ABOUT THIS BOOK
How the language of “merit” makes caste privilege invisible in contemporary India.
Just as Americans least disadvantaged by racism are most likely to endorse their country as post‐racial, Indians who have benefited from their upper-caste affiliation rush to declare their country post‐caste. In The Caste of Merit, Ajantha Subramanian challenges this comfortable assumption by illuminating the controversial relationships among technical education, caste formation, and economic stratification in modern India. Through in-depth study of the elite Indian Institutes of Technology (IITs)—widely seen as symbols of national promise—she reveals the continued workings of upper-caste privilege within the most modern institutions.
Caste has not disappeared in India but instead acquired a disturbing invisibility—at least when it comes to the privileged. Only the lower castes invoke their affiliation in the political arena, to claim resources from the state. The upper castes discard such claims as backward, embarrassing, and unfair to those who have earned their position through hard work and talent. Focusing on a long history of debates surrounding access to engineering education, Subramanian argues that such defenses of merit are themselves expressions of caste privilege. The case of the IITs shows how this ideal of meritocracy serves the reproduction of inequality, ensuring that social stratification remains endemic to contemporary democracies.
The Caste of Merit is a brilliant contribution to the study of both privilege and meritocracy in contemporary India. It is a powerful intervention in our ongoing debates about diasporic mobility and a genuinely novel treatment of caste as an enduring reality for those struggling to make their way in today’s world of competitive high-tech career trajectories. A distinguished and innovative work, both ethnographically and theoretically.
-- Susan Bayly, author of Caste, Society and Politics in India
Subramanian’s book is profoundly historical, with a broad focus on the evolution of technical education and social life since the colonial period, as well as the ways caste continues to shape power and hierarchies in contemporary India. A valuable contribution to the growing literature on caste and its reproduction in modern times.
-- Surinder S. Jodhka, author of Caste in Contemporary India
India’s legendary IITs deserve close study by an anthropologist, and Ajantha Subramanian has produced a remarkable work that lets us see behind the curtain.
-- Ross Bassett, author of The Technological Indian
The Caste of Merit depicts how upper-caste Indians remade themselves through the ideology of meritocracy. Through her richly detailed ethnography, Ajantha Subramanian sheds new light on the troubling relationship between meritocracy and the reproduction of inequality. A must-read for anyone interested in how meritocracy works in contemporary societies.
-- Shamus Khan, author of Privilege: The Making of an Adolescent Elite at St. Paul’s School

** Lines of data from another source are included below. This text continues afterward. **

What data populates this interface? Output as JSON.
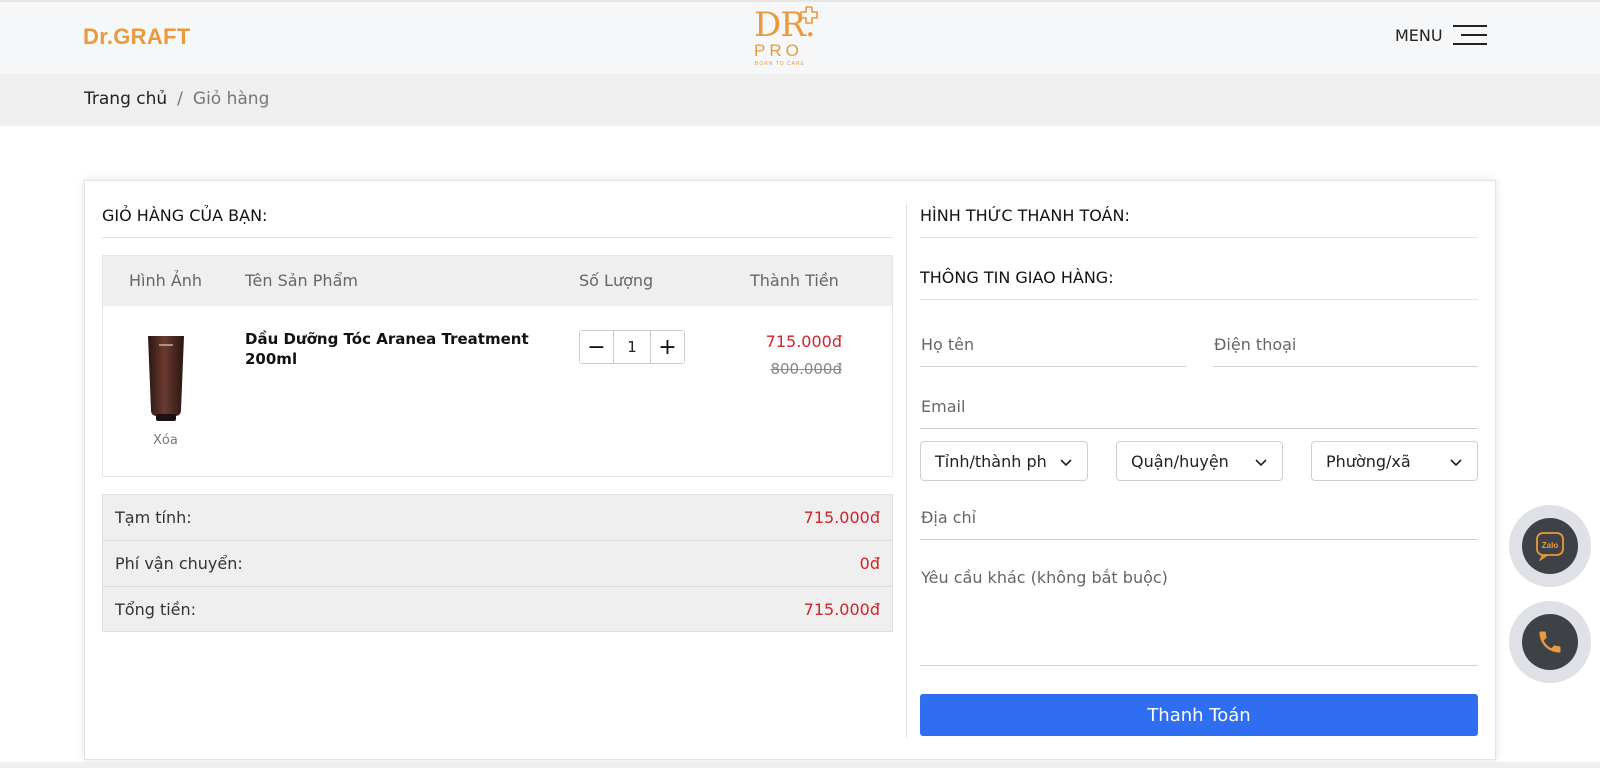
{
  "header": {
    "brand": "Dr.GRAFT",
    "logo": {
      "mark": "DR.",
      "sub": "PRO",
      "tagline": "BORN TO CARE"
    },
    "menu_label": "MENU"
  },
  "breadcrumb": {
    "home": "Trang chủ",
    "separator": "/",
    "current": "Giỏ hàng"
  },
  "cart": {
    "title": "GIỎ HÀNG CỦA BẠN:",
    "columns": [
      "Hình Ảnh",
      "Tên Sản Phẩm",
      "Số Lượng",
      "Thành Tiền"
    ],
    "items": [
      {
        "name": "Dầu Dưỡng Tóc Aranea Treatment 200ml",
        "remove_label": "Xóa",
        "quantity": "1",
        "price": "715.000đ",
        "old_price": "800.000đ"
      }
    ],
    "qty_minus": "−",
    "qty_plus": "+"
  },
  "totals": [
    {
      "label": "Tạm tính:",
      "value": "715.000đ"
    },
    {
      "label": "Phí vận chuyển:",
      "value": "0đ"
    },
    {
      "label": "Tổng tiền:",
      "value": "715.000đ"
    }
  ],
  "checkout": {
    "payment_title": "HÌNH THỨC THANH TOÁN:",
    "shipping_title": "THÔNG TIN GIAO HÀNG:",
    "fields": {
      "name": "Họ tên",
      "phone": "Điện thoại",
      "email": "Email",
      "address": "Địa chỉ",
      "note": "Yêu cầu khác (không bắt buộc)"
    },
    "selects": {
      "province": "Tỉnh/thành ph",
      "district": "Quận/huyện",
      "ward": "Phường/xã"
    },
    "submit_label": "Thanh Toán"
  },
  "floating": {
    "zalo_label": "Zalo"
  },
  "colors": {
    "brand": "#e89a3c",
    "price": "#d0232a",
    "primary_button": "#2f6ef0"
  }
}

With a rare combination of originality and intellectual rigor, Subramanian provides a masterful and disturbing analysis of democratic ideals, meritocracy, and the endurance of caste at the paramount higher education institutions of modern India. A timely and impressive achievement.
-- Assa Doron, coauthor of Waste of a Nation

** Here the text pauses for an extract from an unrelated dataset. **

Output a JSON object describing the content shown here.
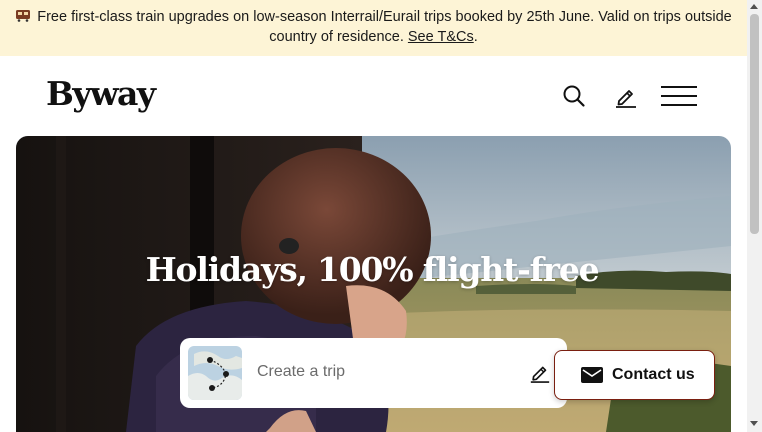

A critique of casteism and growing inequality, this book also doubles as a fascinating history of IIT. Best read in Straussian fashion as a sympathetic story of origins.
-- Tyler Cowen Marginal Revolution
In India—as in the United States and elsewhere—academic advancement rarely occurs without a foundation of family privilege. Focusing on the IIT in Madras, Subramanian shows how upper-caste Tamil graduates have converted their caste privilege into professional prestige and resisted attempts to increase the enrollment of lower-caste groups.
-- Andrew J. Nathan Foreign Affairs
An original, incisive, and scrupulous work of historical anthropology…With a particular focus on IIT Madras and Tamil Nadu, Subramanian explores the psychology and the demographics of India’s new engineers, and the politics of caste, class, and reservations.
-- Namit Arora The Caravan
Provides interesting insights into the colonial history of engineering education and associated racialization of caste, and the making of IITs in postcolonial India as an Brahmin-upper caste space…An excellent book that those interested in sociology of education and meritocracy in India cannot ignore.
-- Suryakant Waghmore Scroll
What does ‘merit’—which is often posed as the ideal criterion for university admissions—really mean in a context where caste pervades public life? Drawing on a rich ethnography focused on the IIT Madras, in the South Indian city of Chennai, Subramanian argues that in ‘merit,’ upper-caste Indians find a liberal and secular rendering of caste…In both India and America, Subramanian argues, a fantasy of having transcended identity politics has allowed for the entrenchment of power.
-- Sneha Krishnan Public Books
Provides interesting insights into the colonial history of engineering education and associated racialization of caste and the making of IITs in postcolonial India as a Brahmin–upper caste space…An excellent book that those interested in sociology of education and meritocracy in India cannot ignore.
-- Suryakant Waghmore Economic and Political Weekly